Exercise objective —
Each line below must be set down exactly as it stands.

Information provided —
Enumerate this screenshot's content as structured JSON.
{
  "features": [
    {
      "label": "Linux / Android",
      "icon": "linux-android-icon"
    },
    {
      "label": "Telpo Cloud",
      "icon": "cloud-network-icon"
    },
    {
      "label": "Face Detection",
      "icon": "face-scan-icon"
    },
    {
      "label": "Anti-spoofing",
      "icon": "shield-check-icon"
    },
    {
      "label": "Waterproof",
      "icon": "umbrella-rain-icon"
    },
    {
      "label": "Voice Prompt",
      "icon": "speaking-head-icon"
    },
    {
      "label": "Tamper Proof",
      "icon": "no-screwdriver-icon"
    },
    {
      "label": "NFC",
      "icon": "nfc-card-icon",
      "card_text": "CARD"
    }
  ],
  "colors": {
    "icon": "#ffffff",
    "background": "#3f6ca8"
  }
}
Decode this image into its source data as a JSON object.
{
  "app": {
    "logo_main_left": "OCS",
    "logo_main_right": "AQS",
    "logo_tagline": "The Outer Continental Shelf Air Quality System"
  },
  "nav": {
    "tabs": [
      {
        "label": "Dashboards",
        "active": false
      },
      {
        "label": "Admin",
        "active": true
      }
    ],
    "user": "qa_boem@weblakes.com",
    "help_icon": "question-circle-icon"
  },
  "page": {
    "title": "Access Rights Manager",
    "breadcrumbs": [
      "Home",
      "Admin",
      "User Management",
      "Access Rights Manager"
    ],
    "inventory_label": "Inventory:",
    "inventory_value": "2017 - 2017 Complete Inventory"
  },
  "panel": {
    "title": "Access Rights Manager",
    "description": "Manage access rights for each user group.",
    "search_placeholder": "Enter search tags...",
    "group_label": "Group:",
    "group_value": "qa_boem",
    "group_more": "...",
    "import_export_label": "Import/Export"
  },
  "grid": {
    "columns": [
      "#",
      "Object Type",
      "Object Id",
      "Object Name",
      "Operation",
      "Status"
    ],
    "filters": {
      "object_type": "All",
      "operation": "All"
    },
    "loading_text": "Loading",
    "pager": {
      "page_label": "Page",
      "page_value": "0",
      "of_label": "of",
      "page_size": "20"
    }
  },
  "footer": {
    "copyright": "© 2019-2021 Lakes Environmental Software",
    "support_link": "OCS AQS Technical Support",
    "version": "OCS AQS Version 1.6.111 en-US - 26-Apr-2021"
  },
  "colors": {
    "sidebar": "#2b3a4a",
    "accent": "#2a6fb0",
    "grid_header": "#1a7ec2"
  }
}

Answer area —
Enumerate this screenshot's content as structured JSON.
{
  "features": [
    {
      "label": "Linux / Android",
      "icon": "linux-android-icon"
    },
    {
      "label": "Telpo Cloud",
      "icon": "cloud-network-icon"
    },
    {
      "label": "Face Detection",
      "icon": "face-scan-icon"
    },
    {
      "label": "Anti-spoofing",
      "icon": "shield-check-icon"
    },
    {
      "label": "Waterproof",
      "icon": "umbrella-rain-icon"
    },
    {
      "label": "Voice Prompt",
      "icon": "speaking-head-icon"
    },
    {
      "label": "Tamper Proof",
      "icon": "no-screwdriver-icon"
    },
    {
      "label": "NFC",
      "icon": "nfc-card-icon",
      "card_text": "CARD"
    }
  ],
  "colors": {
    "icon": "#ffffff",
    "background": "#3f6ca8"
  }
}
Decode this image into its source data as a JSON object.
{
  "app": {
    "logo_main_left": "OCS",
    "logo_main_right": "AQS",
    "logo_tagline": "The Outer Continental Shelf Air Quality System"
  },
  "nav": {
    "tabs": [
      {
        "label": "Dashboards",
        "active": false
      },
      {
        "label": "Admin",
        "active": true
      }
    ],
    "user": "qa_boem@weblakes.com",
    "help_icon": "question-circle-icon"
  },
  "page": {
    "title": "Access Rights Manager",
    "breadcrumbs": [
      "Home",
      "Admin",
      "User Management",
      "Access Rights Manager"
    ],
    "inventory_label": "Inventory:",
    "inventory_value": "2017 - 2017 Complete Inventory"
  },
  "panel": {
    "title": "Access Rights Manager",
    "description": "Manage access rights for each user group.",
    "search_placeholder": "Enter search tags...",
    "group_label": "Group:",
    "group_value": "qa_boem",
    "group_more": "...",
    "import_export_label": "Import/Export"
  },
  "grid": {
    "columns": [
      "#",
      "Object Type",
      "Object Id",
      "Object Name",
      "Operation",
      "Status"
    ],
    "filters": {
      "object_type": "All",
      "operation": "All"
    },
    "loading_text": "Loading",
    "pager": {
      "page_label": "Page",
      "page_value": "0",
      "of_label": "of",
      "page_size": "20"
    }
  },
  "footer": {
    "copyright": "© 2019-2021 Lakes Environmental Software",
    "support_link": "OCS AQS Technical Support",
    "version": "OCS AQS Version 1.6.111 en-US - 26-Apr-2021"
  },
  "colors": {
    "sidebar": "#2b3a4a",
    "accent": "#2a6fb0",
    "grid_header": "#1a7ec2"
  }
}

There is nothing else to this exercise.